Please write out the complete listing that follows, exactly as it reads.

EXERCISE INPUT >>
===============

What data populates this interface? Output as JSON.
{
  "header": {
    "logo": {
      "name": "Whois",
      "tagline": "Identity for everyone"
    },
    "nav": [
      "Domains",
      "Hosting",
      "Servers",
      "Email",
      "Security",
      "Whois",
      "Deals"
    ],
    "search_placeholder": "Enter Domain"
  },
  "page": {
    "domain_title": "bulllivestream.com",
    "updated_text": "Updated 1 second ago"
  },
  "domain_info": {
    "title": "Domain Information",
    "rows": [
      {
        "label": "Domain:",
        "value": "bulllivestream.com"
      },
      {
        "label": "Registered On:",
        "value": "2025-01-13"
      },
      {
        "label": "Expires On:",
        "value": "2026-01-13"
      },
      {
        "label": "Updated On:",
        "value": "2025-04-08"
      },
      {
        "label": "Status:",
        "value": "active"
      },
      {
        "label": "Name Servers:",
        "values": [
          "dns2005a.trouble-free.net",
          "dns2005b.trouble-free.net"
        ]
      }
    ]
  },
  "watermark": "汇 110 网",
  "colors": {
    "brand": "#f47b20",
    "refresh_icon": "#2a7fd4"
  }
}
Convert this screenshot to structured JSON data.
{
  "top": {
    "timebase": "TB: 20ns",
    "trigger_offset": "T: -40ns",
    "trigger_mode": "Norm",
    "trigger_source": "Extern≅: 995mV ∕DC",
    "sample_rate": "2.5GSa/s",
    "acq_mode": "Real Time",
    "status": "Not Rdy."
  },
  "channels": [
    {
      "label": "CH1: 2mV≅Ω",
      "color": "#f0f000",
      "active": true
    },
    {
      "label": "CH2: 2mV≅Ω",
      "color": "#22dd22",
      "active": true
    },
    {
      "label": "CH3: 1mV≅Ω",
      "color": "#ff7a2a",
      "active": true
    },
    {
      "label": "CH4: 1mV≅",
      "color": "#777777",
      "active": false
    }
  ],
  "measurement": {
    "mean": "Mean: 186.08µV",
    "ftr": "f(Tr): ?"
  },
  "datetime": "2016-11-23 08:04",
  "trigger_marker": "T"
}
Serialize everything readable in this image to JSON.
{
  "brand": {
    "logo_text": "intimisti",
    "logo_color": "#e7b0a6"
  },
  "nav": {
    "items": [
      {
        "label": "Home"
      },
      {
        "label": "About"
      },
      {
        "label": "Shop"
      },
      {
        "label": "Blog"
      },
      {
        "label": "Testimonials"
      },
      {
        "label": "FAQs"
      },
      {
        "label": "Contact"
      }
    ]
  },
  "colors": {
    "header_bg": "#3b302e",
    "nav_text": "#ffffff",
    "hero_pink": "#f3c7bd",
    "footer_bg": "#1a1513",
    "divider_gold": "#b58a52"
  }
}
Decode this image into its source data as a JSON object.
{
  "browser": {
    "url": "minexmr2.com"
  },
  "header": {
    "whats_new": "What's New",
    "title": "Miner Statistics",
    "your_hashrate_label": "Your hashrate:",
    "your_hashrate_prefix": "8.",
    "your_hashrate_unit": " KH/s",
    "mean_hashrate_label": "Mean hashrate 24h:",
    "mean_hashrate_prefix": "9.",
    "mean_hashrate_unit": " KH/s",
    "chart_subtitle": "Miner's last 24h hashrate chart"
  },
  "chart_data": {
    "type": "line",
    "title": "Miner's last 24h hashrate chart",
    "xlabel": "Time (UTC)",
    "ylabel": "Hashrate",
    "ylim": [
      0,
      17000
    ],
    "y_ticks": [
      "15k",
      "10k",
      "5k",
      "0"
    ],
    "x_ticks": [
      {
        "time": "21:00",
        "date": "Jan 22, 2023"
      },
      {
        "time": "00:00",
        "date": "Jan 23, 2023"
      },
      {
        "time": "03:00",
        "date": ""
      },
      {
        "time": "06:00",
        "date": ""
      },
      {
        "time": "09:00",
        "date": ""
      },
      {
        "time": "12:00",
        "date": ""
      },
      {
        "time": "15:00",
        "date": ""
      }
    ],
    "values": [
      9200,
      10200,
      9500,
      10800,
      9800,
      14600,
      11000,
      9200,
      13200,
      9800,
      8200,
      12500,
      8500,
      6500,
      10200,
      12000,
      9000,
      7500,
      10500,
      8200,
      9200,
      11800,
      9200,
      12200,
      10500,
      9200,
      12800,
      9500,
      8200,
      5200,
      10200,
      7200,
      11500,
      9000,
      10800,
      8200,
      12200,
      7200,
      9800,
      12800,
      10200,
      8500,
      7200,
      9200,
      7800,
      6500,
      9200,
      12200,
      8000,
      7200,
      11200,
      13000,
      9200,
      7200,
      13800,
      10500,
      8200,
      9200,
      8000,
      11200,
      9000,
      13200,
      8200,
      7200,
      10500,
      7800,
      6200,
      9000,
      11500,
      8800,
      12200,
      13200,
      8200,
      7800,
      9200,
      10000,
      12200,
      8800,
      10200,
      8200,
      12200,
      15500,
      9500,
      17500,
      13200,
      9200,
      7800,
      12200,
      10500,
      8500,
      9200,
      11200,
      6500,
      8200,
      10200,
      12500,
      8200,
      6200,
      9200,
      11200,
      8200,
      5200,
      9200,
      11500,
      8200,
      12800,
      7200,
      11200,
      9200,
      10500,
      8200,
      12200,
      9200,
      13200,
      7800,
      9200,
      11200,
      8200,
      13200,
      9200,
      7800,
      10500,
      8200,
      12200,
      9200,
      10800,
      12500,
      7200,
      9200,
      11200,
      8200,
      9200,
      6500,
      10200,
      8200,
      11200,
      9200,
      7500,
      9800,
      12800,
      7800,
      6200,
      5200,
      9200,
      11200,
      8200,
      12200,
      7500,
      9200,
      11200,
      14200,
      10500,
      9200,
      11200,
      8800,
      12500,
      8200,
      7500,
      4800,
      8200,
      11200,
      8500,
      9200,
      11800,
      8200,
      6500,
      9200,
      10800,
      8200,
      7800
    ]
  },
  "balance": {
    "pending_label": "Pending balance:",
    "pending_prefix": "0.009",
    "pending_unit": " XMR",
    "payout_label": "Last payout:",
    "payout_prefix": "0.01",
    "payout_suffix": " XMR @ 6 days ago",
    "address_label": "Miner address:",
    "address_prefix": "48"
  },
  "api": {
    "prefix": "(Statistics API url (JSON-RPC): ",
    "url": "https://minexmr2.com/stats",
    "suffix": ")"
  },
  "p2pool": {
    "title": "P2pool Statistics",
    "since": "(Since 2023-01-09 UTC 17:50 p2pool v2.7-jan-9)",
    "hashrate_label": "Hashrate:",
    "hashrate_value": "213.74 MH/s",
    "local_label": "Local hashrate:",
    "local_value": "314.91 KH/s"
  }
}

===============

EXPECTED OUTPUT >>
What data populates this interface? Output as JSON.
{
  "header": {
    "logo": {
      "name": "Whois",
      "tagline": "Identity for everyone"
    },
    "nav": [
      "Domains",
      "Hosting",
      "Servers",
      "Email",
      "Security",
      "Whois",
      "Deals"
    ],
    "search_placeholder": "Enter Domain"
  },
  "page": {
    "domain_title": "bulllivestream.com",
    "updated_text": "Updated 1 second ago"
  },
  "domain_info": {
    "title": "Domain Information",
    "rows": [
      {
        "label": "Domain:",
        "value": "bulllivestream.com"
      },
      {
        "label": "Registered On:",
        "value": "2025-01-13"
      },
      {
        "label": "Expires On:",
        "value": "2026-01-13"
      },
      {
        "label": "Updated On:",
        "value": "2025-04-08"
      },
      {
        "label": "Status:",
        "value": "active"
      },
      {
        "label": "Name Servers:",
        "values": [
          "dns2005a.trouble-free.net",
          "dns2005b.trouble-free.net"
        ]
      }
    ]
  },
  "watermark": "汇 110 网",
  "colors": {
    "brand": "#f47b20",
    "refresh_icon": "#2a7fd4"
  }
}
Convert this screenshot to structured JSON data.
{
  "top": {
    "timebase": "TB: 20ns",
    "trigger_offset": "T: -40ns",
    "trigger_mode": "Norm",
    "trigger_source": "Extern≅: 995mV ∕DC",
    "sample_rate": "2.5GSa/s",
    "acq_mode": "Real Time",
    "status": "Not Rdy."
  },
  "channels": [
    {
      "label": "CH1: 2mV≅Ω",
      "color": "#f0f000",
      "active": true
    },
    {
      "label": "CH2: 2mV≅Ω",
      "color": "#22dd22",
      "active": true
    },
    {
      "label": "CH3: 1mV≅Ω",
      "color": "#ff7a2a",
      "active": true
    },
    {
      "label": "CH4: 1mV≅",
      "color": "#777777",
      "active": false
    }
  ],
  "measurement": {
    "mean": "Mean: 186.08µV",
    "ftr": "f(Tr): ?"
  },
  "datetime": "2016-11-23 08:04",
  "trigger_marker": "T"
}
Serialize everything readable in this image to JSON.
{
  "brand": {
    "logo_text": "intimisti",
    "logo_color": "#e7b0a6"
  },
  "nav": {
    "items": [
      {
        "label": "Home"
      },
      {
        "label": "About"
      },
      {
        "label": "Shop"
      },
      {
        "label": "Blog"
      },
      {
        "label": "Testimonials"
      },
      {
        "label": "FAQs"
      },
      {
        "label": "Contact"
      }
    ]
  },
  "colors": {
    "header_bg": "#3b302e",
    "nav_text": "#ffffff",
    "hero_pink": "#f3c7bd",
    "footer_bg": "#1a1513",
    "divider_gold": "#b58a52"
  }
}
Decode this image into its source data as a JSON object.
{
  "browser": {
    "url": "minexmr2.com"
  },
  "header": {
    "whats_new": "What's New",
    "title": "Miner Statistics",
    "your_hashrate_label": "Your hashrate:",
    "your_hashrate_prefix": "8.",
    "your_hashrate_unit": " KH/s",
    "mean_hashrate_label": "Mean hashrate 24h:",
    "mean_hashrate_prefix": "9.",
    "mean_hashrate_unit": " KH/s",
    "chart_subtitle": "Miner's last 24h hashrate chart"
  },
  "chart_data": {
    "type": "line",
    "title": "Miner's last 24h hashrate chart",
    "xlabel": "Time (UTC)",
    "ylabel": "Hashrate",
    "ylim": [
      0,
      17000
    ],
    "y_ticks": [
      "15k",
      "10k",
      "5k",
      "0"
    ],
    "x_ticks": [
      {
        "time": "21:00",
        "date": "Jan 22, 2023"
      },
      {
        "time": "00:00",
        "date": "Jan 23, 2023"
      },
      {
        "time": "03:00",
        "date": ""
      },
      {
        "time": "06:00",
        "date": ""
      },
      {
        "time": "09:00",
        "date": ""
      },
      {
        "time": "12:00",
        "date": ""
      },
      {
        "time": "15:00",
        "date": ""
      }
    ],
    "values": [
      9200,
      10200,
      9500,
      10800,
      9800,
      14600,
      11000,
      9200,
      13200,
      9800,
      8200,
      12500,
      8500,
      6500,
      10200,
      12000,
      9000,
      7500,
      10500,
      8200,
      9200,
      11800,
      9200,
      12200,
      10500,
      9200,
      12800,
      9500,
      8200,
      5200,
      10200,
      7200,
      11500,
      9000,
      10800,
      8200,
      12200,
      7200,
      9800,
      12800,
      10200,
      8500,
      7200,
      9200,
      7800,
      6500,
      9200,
      12200,
      8000,
      7200,
      11200,
      13000,
      9200,
      7200,
      13800,
      10500,
      8200,
      9200,
      8000,
      11200,
      9000,
      13200,
      8200,
      7200,
      10500,
      7800,
      6200,
      9000,
      11500,
      8800,
      12200,
      13200,
      8200,
      7800,
      9200,
      10000,
      12200,
      8800,
      10200,
      8200,
      12200,
      15500,
      9500,
      17500,
      13200,
      9200,
      7800,
      12200,
      10500,
      8500,
      9200,
      11200,
      6500,
      8200,
      10200,
      12500,
      8200,
      6200,
      9200,
      11200,
      8200,
      5200,
      9200,
      11500,
      8200,
      12800,
      7200,
      11200,
      9200,
      10500,
      8200,
      12200,
      9200,
      13200,
      7800,
      9200,
      11200,
      8200,
      13200,
      9200,
      7800,
      10500,
      8200,
      12200,
      9200,
      10800,
      12500,
      7200,
      9200,
      11200,
      8200,
      9200,
      6500,
      10200,
      8200,
      11200,
      9200,
      7500,
      9800,
      12800,
      7800,
      6200,
      5200,
      9200,
      11200,
      8200,
      12200,
      7500,
      9200,
      11200,
      14200,
      10500,
      9200,
      11200,
      8800,
      12500,
      8200,
      7500,
      4800,
      8200,
      11200,
      8500,
      9200,
      11800,
      8200,
      6500,
      9200,
      10800,
      8200,
      7800
    ]
  },
  "balance": {
    "pending_label": "Pending balance:",
    "pending_prefix": "0.009",
    "pending_unit": " XMR",
    "payout_label": "Last payout:",
    "payout_prefix": "0.01",
    "payout_suffix": " XMR @ 6 days ago",
    "address_label": "Miner address:",
    "address_prefix": "48"
  },
  "api": {
    "prefix": "(Statistics API url (JSON-RPC): ",
    "url": "https://minexmr2.com/stats",
    "suffix": ")"
  },
  "p2pool": {
    "title": "P2pool Statistics",
    "since": "(Since 2023-01-09 UTC 17:50 p2pool v2.7-jan-9)",
    "hashrate_label": "Hashrate:",
    "hashrate_value": "213.74 MH/s",
    "local_label": "Local hashrate:",
    "local_value": "314.91 KH/s"
  }
}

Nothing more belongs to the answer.